◆ Recorded information
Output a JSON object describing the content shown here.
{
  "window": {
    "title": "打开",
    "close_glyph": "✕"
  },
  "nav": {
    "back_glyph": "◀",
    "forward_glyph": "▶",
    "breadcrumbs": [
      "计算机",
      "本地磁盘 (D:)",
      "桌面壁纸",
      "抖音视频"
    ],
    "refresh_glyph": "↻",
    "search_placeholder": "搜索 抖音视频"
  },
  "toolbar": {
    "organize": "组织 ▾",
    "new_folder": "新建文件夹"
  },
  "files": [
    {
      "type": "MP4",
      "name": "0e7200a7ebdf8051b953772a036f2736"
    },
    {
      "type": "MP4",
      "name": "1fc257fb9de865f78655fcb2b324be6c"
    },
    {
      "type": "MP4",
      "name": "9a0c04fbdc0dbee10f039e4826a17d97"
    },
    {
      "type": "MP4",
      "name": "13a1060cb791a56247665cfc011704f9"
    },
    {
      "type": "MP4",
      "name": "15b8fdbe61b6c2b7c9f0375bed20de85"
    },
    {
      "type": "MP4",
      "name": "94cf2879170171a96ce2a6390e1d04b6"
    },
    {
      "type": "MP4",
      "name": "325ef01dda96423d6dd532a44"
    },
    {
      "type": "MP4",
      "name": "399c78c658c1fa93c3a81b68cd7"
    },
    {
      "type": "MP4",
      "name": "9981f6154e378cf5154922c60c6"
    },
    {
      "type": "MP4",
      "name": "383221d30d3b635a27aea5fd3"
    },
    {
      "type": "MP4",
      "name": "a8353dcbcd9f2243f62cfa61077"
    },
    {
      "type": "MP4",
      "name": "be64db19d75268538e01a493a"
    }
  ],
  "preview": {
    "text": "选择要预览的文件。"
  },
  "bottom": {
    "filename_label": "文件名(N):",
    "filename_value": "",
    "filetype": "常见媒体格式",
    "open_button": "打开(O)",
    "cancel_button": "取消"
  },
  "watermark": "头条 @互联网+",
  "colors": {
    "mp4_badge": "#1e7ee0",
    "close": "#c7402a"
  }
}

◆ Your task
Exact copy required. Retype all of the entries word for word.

◆ Answer box
Output a JSON object describing the content shown here.
{
  "window": {
    "title": "打开",
    "close_glyph": "✕"
  },
  "nav": {
    "back_glyph": "◀",
    "forward_glyph": "▶",
    "breadcrumbs": [
      "计算机",
      "本地磁盘 (D:)",
      "桌面壁纸",
      "抖音视频"
    ],
    "refresh_glyph": "↻",
    "search_placeholder": "搜索 抖音视频"
  },
  "toolbar": {
    "organize": "组织 ▾",
    "new_folder": "新建文件夹"
  },
  "files": [
    {
      "type": "MP4",
      "name": "0e7200a7ebdf8051b953772a036f2736"
    },
    {
      "type": "MP4",
      "name": "1fc257fb9de865f78655fcb2b324be6c"
    },
    {
      "type": "MP4",
      "name": "9a0c04fbdc0dbee10f039e4826a17d97"
    },
    {
      "type": "MP4",
      "name": "13a1060cb791a56247665cfc011704f9"
    },
    {
      "type": "MP4",
      "name": "15b8fdbe61b6c2b7c9f0375bed20de85"
    },
    {
      "type": "MP4",
      "name": "94cf2879170171a96ce2a6390e1d04b6"
    },
    {
      "type": "MP4",
      "name": "325ef01dda96423d6dd532a44"
    },
    {
      "type": "MP4",
      "name": "399c78c658c1fa93c3a81b68cd7"
    },
    {
      "type": "MP4",
      "name": "9981f6154e378cf5154922c60c6"
    },
    {
      "type": "MP4",
      "name": "383221d30d3b635a27aea5fd3"
    },
    {
      "type": "MP4",
      "name": "a8353dcbcd9f2243f62cfa61077"
    },
    {
      "type": "MP4",
      "name": "be64db19d75268538e01a493a"
    }
  ],
  "preview": {
    "text": "选择要预览的文件。"
  },
  "bottom": {
    "filename_label": "文件名(N):",
    "filename_value": "",
    "filetype": "常见媒体格式",
    "open_button": "打开(O)",
    "cancel_button": "取消"
  },
  "watermark": "头条 @互联网+",
  "colors": {
    "mp4_badge": "#1e7ee0",
    "close": "#c7402a"
  }
}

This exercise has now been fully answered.